All of that can translate to eye-popping dollar signs: the chipmaker just announced its Q4 and full-year 2020 earnings, and it’s adding billions of dollars wherever you look:

  • $3.2 billion in revenue this quarter, up 53 percent from $2.1 billion last quarter
  • $1.78 billion in profit this quarter, up 948 percent from $170 million last quarter*
  • $9.76 billion in revenue this past year, up 45 percent from $6.7 billion in 2019
  • $2.49 billion in profit this past year, up 630 percent from $341 million in 2019*

*Those profits include “a fourth quarter income tax benefit of $1.30 billion associated with a valuation allowance release,” according to the company.

AMD says it’s a new revenue record for the company, despite previously saying it expected weakened demand in the second half of the year due to the pandemic.

The big dollar signs don’t all represent consumer-grade chips, of course, as the company has its fingers in many silicon pies, but more than half of its quarterly revenue came from its Computing and Graphics segment, which was “up 18 percent year-over-year and quarter-over-quarter primarily driven by strong sales of Ryzen processors.”

If you were hoping today’s earnings call might give you an idea when the company’s desktop CPUs and GPUs might become less hard to find, I’m sorry to say there was no new guidance there.

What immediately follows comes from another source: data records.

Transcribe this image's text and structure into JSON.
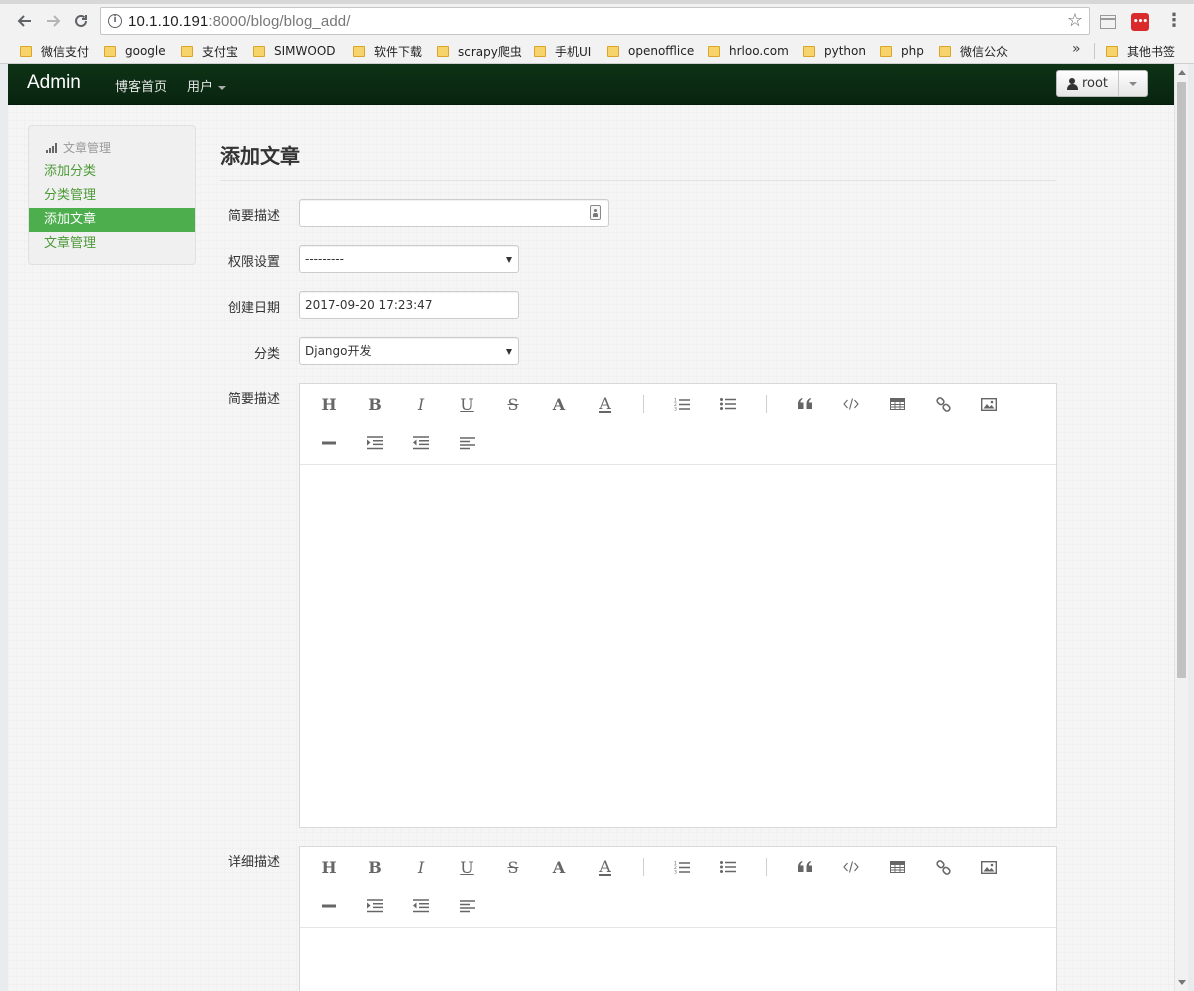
{
  "browser": {
    "url_host": "10.1.10.191",
    "url_path": ":8000/blog/blog_add/",
    "bookmarks": [
      "微信支付",
      "google",
      "支付宝",
      "SIMWOOD",
      "软件下载",
      "scrapy爬虫",
      "手机UI",
      "openofflice",
      "hrloo.com",
      "python",
      "php",
      "微信公众"
    ],
    "more_chevron": "»",
    "other_bookmarks": "其他书签",
    "extension_badge": "•••"
  },
  "navbar": {
    "brand": "Admin",
    "links": [
      "博客首页",
      "用户"
    ],
    "user": "root"
  },
  "sidebar": {
    "header": "文章管理",
    "items": [
      "添加分类",
      "分类管理",
      "添加文章",
      "文章管理"
    ],
    "active_index": 2
  },
  "form": {
    "title": "添加文章",
    "fields": {
      "summary_label": "简要描述",
      "summary_value": "",
      "permission_label": "权限设置",
      "permission_value": "---------",
      "created_label": "创建日期",
      "created_value": "2017-09-20 17:23:47",
      "category_label": "分类",
      "category_value": "Django开发",
      "brief_editor_label": "简要描述",
      "detail_editor_label": "详细描述"
    }
  },
  "editor_toolbar": {
    "tools": [
      "heading",
      "bold",
      "italic",
      "underline",
      "strikethrough",
      "font-color",
      "font-bg",
      "ordered-list",
      "unordered-list",
      "blockquote",
      "code",
      "table",
      "link",
      "image",
      "horizontal-rule",
      "indent",
      "outdent",
      "align"
    ],
    "glyphs": {
      "heading": "H",
      "bold": "B",
      "italic": "I",
      "underline": "U",
      "strikethrough": "S",
      "font-color": "A",
      "font-bg": "A"
    }
  },
  "colors": {
    "navbar": "#0b2d13",
    "accent_green": "#4cae4c",
    "link_green": "#4c9a36"
  }
}
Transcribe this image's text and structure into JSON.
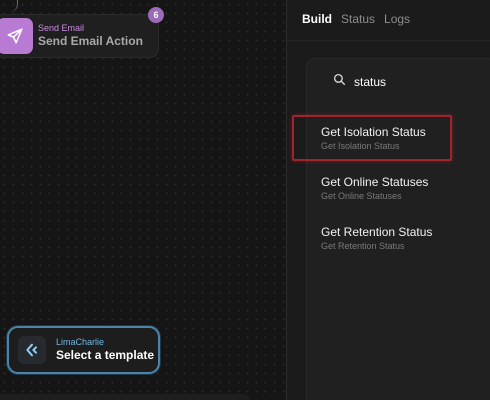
{
  "canvas": {
    "send_node": {
      "kind": "Send Email",
      "name": "Send Email Action",
      "badge": "6"
    },
    "lima_node": {
      "kind": "LimaCharlie",
      "name": "Select a template"
    }
  },
  "panel": {
    "tabs": [
      {
        "label": "Build",
        "active": true
      },
      {
        "label": "Status",
        "active": false
      },
      {
        "label": "Logs",
        "active": false
      }
    ],
    "search": {
      "value": "status",
      "placeholder": ""
    },
    "results": [
      {
        "title": "Get Isolation Status",
        "subtitle": "Get Isolation Status",
        "highlighted": true
      },
      {
        "title": "Get Online Statuses",
        "subtitle": "Get Online Statuses",
        "highlighted": false
      },
      {
        "title": "Get Retention Status",
        "subtitle": "Get Retention Status",
        "highlighted": false
      }
    ]
  },
  "colors": {
    "send_accent": "#b87ad3",
    "lima_accent": "#4a84a8",
    "highlight": "#a0242d"
  }
}
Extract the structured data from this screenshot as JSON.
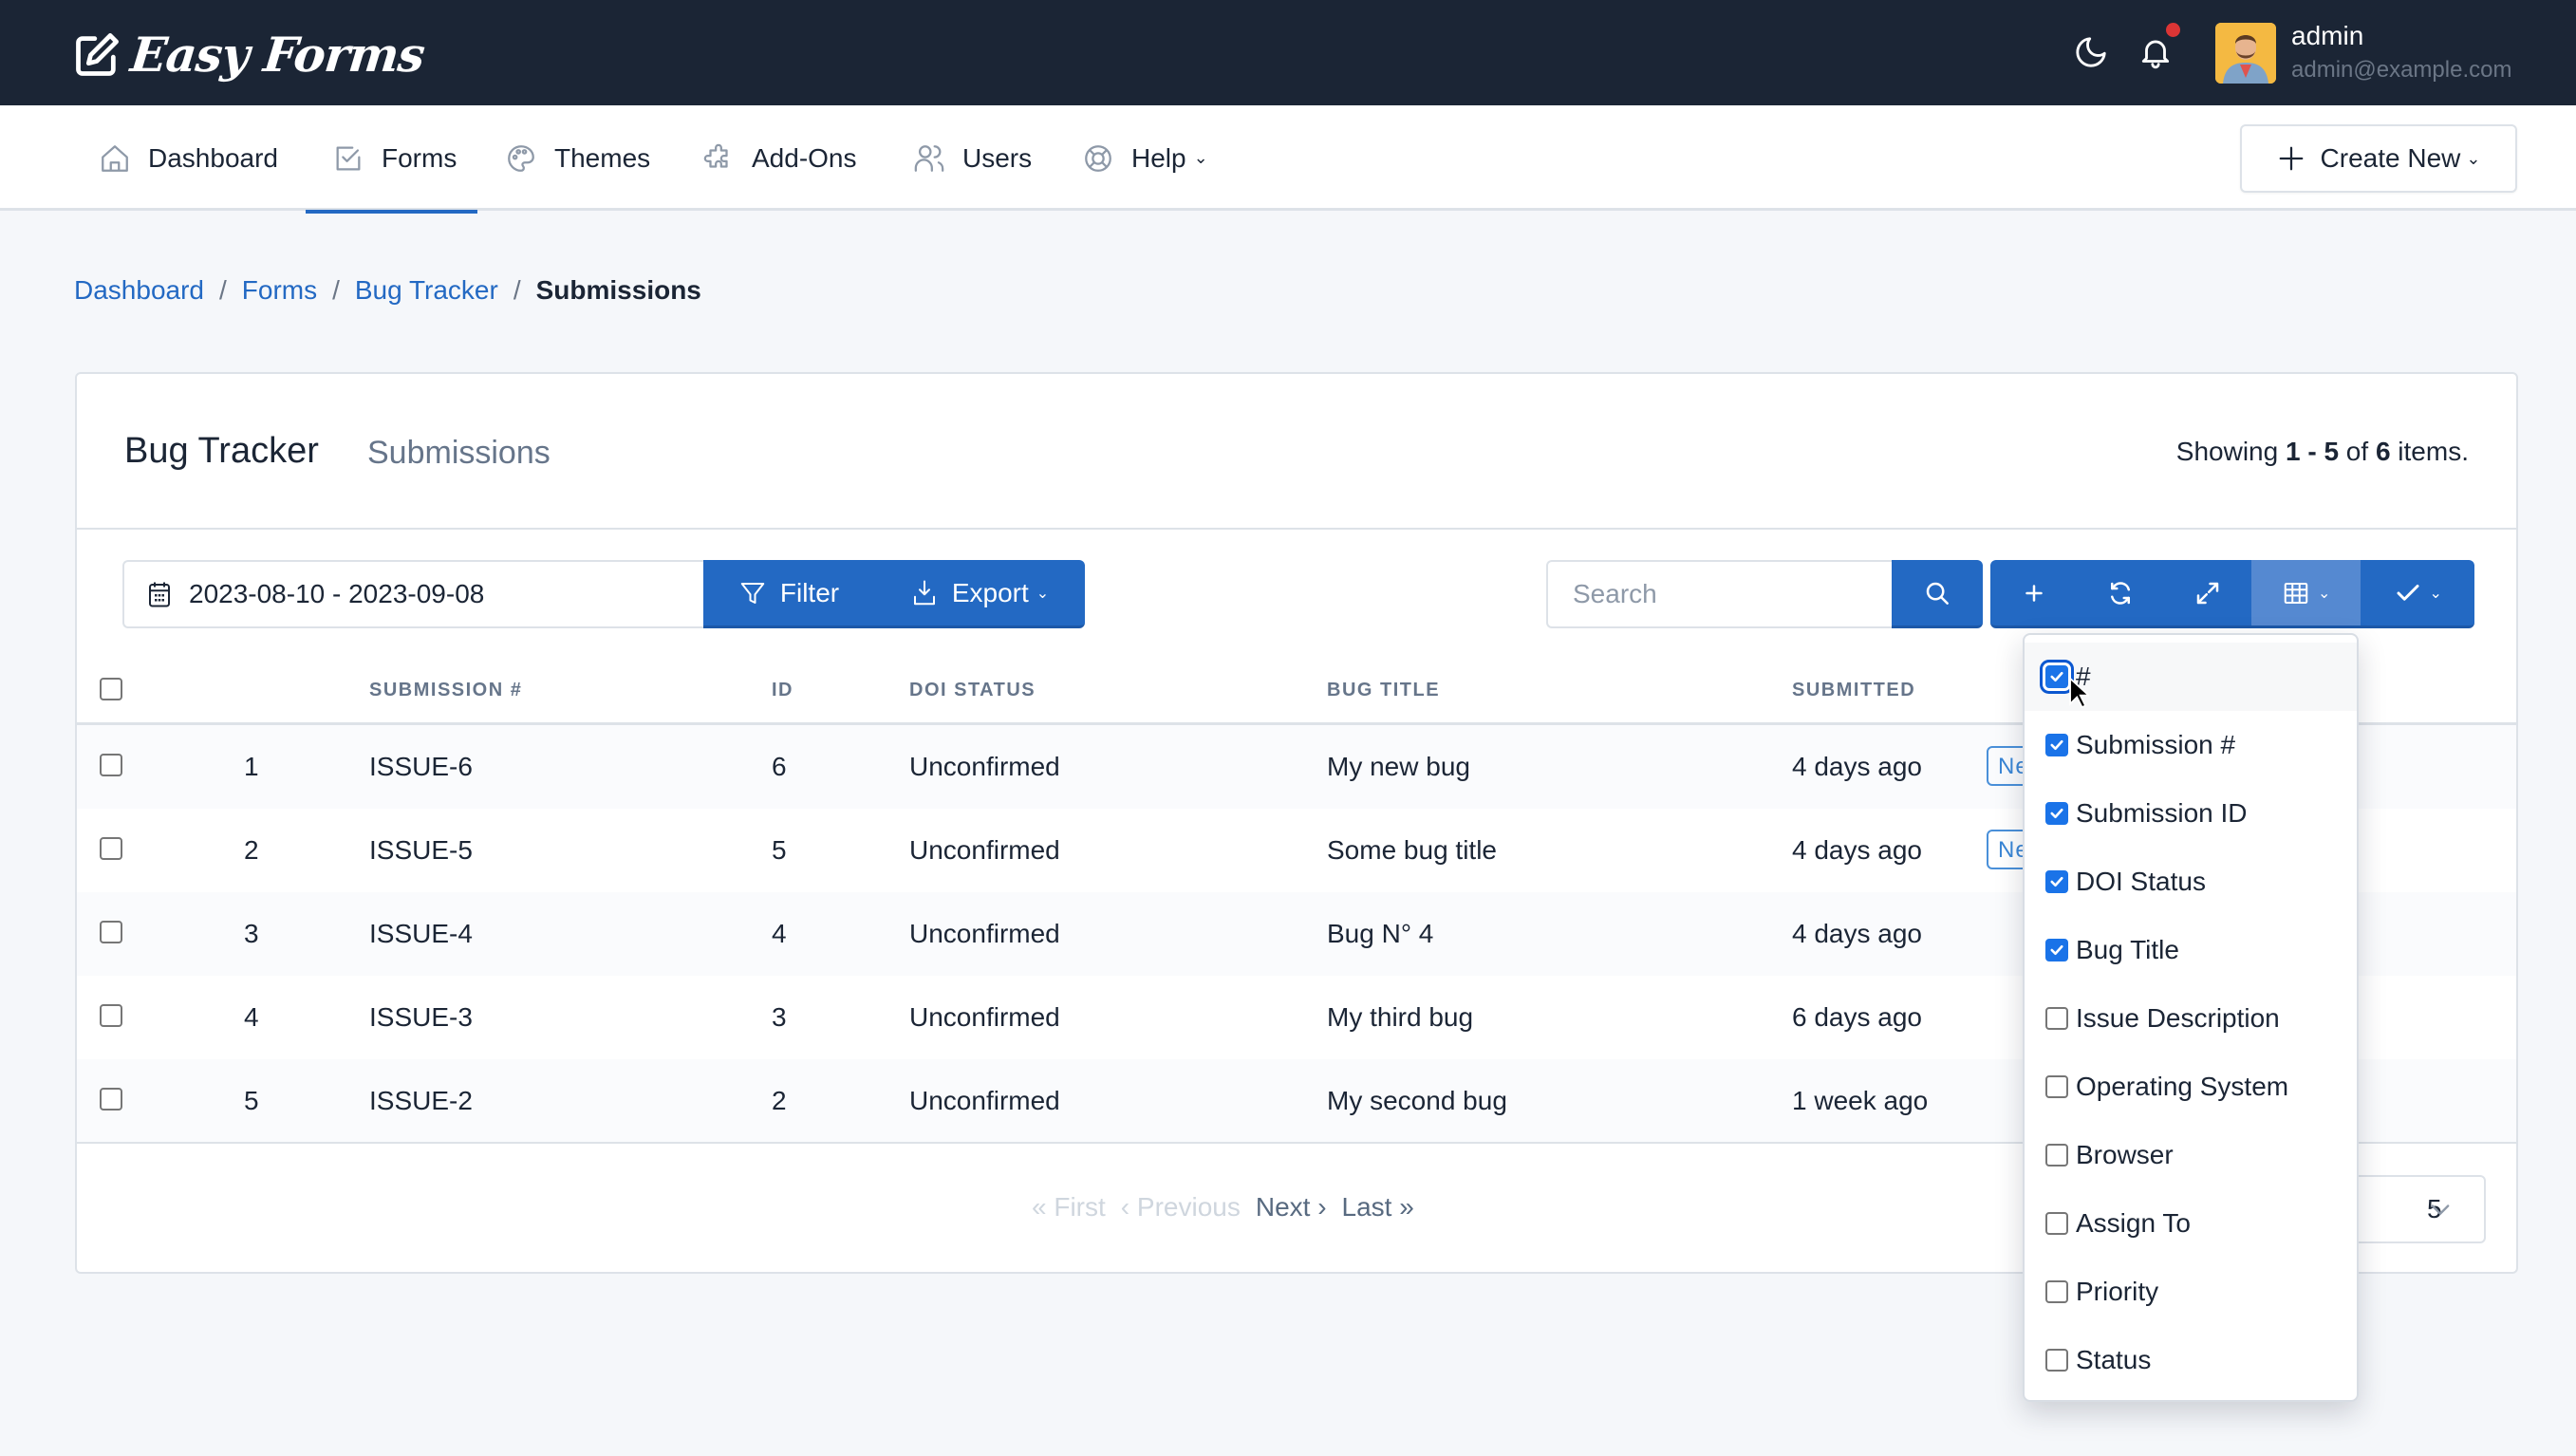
{
  "app": {
    "brand_name": "Easy Forms",
    "user": {
      "name": "admin",
      "email": "admin@example.com"
    },
    "icons": {
      "theme_toggle": "moon-icon",
      "notifications": "bell-icon",
      "notification_dot_color": "#dc3535"
    }
  },
  "nav": {
    "items": [
      {
        "label": "Dashboard",
        "icon": "home-icon"
      },
      {
        "label": "Forms",
        "icon": "checkbox-icon",
        "active": true
      },
      {
        "label": "Themes",
        "icon": "palette-icon"
      },
      {
        "label": "Add-Ons",
        "icon": "puzzle-icon"
      },
      {
        "label": "Users",
        "icon": "users-icon"
      },
      {
        "label": "Help",
        "icon": "lifebuoy-icon",
        "has_dropdown": true
      }
    ],
    "create_new_label": "Create New"
  },
  "breadcrumb": [
    {
      "label": "Dashboard",
      "link": true
    },
    {
      "label": "Forms",
      "link": true
    },
    {
      "label": "Bug Tracker",
      "link": true
    },
    {
      "label": "Submissions",
      "link": false
    }
  ],
  "card": {
    "title": "Bug Tracker",
    "subtitle": "Submissions",
    "summary": {
      "prefix": "Showing ",
      "from": "1",
      "dash": " - ",
      "to": "5",
      "of": " of ",
      "total": "6",
      "suffix": " items."
    }
  },
  "toolbar": {
    "date_range": "2023-08-10 - 2023-09-08",
    "filter_label": "Filter",
    "export_label": "Export",
    "search_placeholder": "Search",
    "search_value": ""
  },
  "table": {
    "headers": {
      "index": "",
      "submission_number": "Submission #",
      "id": "ID",
      "doi_status": "DOI Status",
      "bug_title": "Bug Title",
      "submitted": "Submitted"
    },
    "rows": [
      {
        "index": "1",
        "submission_number": "ISSUE-6",
        "id": "6",
        "doi_status": "Unconfirmed",
        "bug_title": "My new bug",
        "submitted": "4 days ago",
        "badge": "New"
      },
      {
        "index": "2",
        "submission_number": "ISSUE-5",
        "id": "5",
        "doi_status": "Unconfirmed",
        "bug_title": "Some bug title",
        "submitted": "4 days ago",
        "badge": "New"
      },
      {
        "index": "3",
        "submission_number": "ISSUE-4",
        "id": "4",
        "doi_status": "Unconfirmed",
        "bug_title": "Bug N° 4",
        "submitted": "4 days ago",
        "badge": null
      },
      {
        "index": "4",
        "submission_number": "ISSUE-3",
        "id": "3",
        "doi_status": "Unconfirmed",
        "bug_title": "My third bug",
        "submitted": "6 days ago",
        "badge": null
      },
      {
        "index": "5",
        "submission_number": "ISSUE-2",
        "id": "2",
        "doi_status": "Unconfirmed",
        "bug_title": "My second bug",
        "submitted": "1 week ago",
        "badge": null
      }
    ]
  },
  "pagination": {
    "first": "First",
    "previous": "Previous",
    "next": "Next",
    "last": "Last",
    "first_enabled": false,
    "previous_enabled": false,
    "next_enabled": true,
    "last_enabled": true,
    "page_size": "5"
  },
  "column_menu": {
    "items": [
      {
        "label": "#",
        "checked": true
      },
      {
        "label": "Submission #",
        "checked": true
      },
      {
        "label": "Submission ID",
        "checked": true
      },
      {
        "label": "DOI Status",
        "checked": true
      },
      {
        "label": "Bug Title",
        "checked": true
      },
      {
        "label": "Issue Description",
        "checked": false
      },
      {
        "label": "Operating System",
        "checked": false
      },
      {
        "label": "Browser",
        "checked": false
      },
      {
        "label": "Assign To",
        "checked": false
      },
      {
        "label": "Priority",
        "checked": false
      },
      {
        "label": "Status",
        "checked": false
      }
    ]
  },
  "colors": {
    "topbar": "#1b2535",
    "primary": "#2369c3",
    "primary_active": "#5589d1",
    "badge": "#3a86d6",
    "checkbox_checked": "#1a73e8"
  }
}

And while AMD CEO Lisa Su did claim that the new Radeon 6000 cards had “launch quarter shipments three times larger than any prior AMD gaming GPU priced above $549,” that’s not much of a claim. The company’s Vega cards were also insanely hard to find, and to our knowledge AMD never previously sold a single gaming GPU above $550. The Radeon HD 7970 launched at $549, excluding it from AMD’s claim, and though the 6990 and 7990 cost $700 and $1,000 respectively, they were niche cards that had two GPUs each.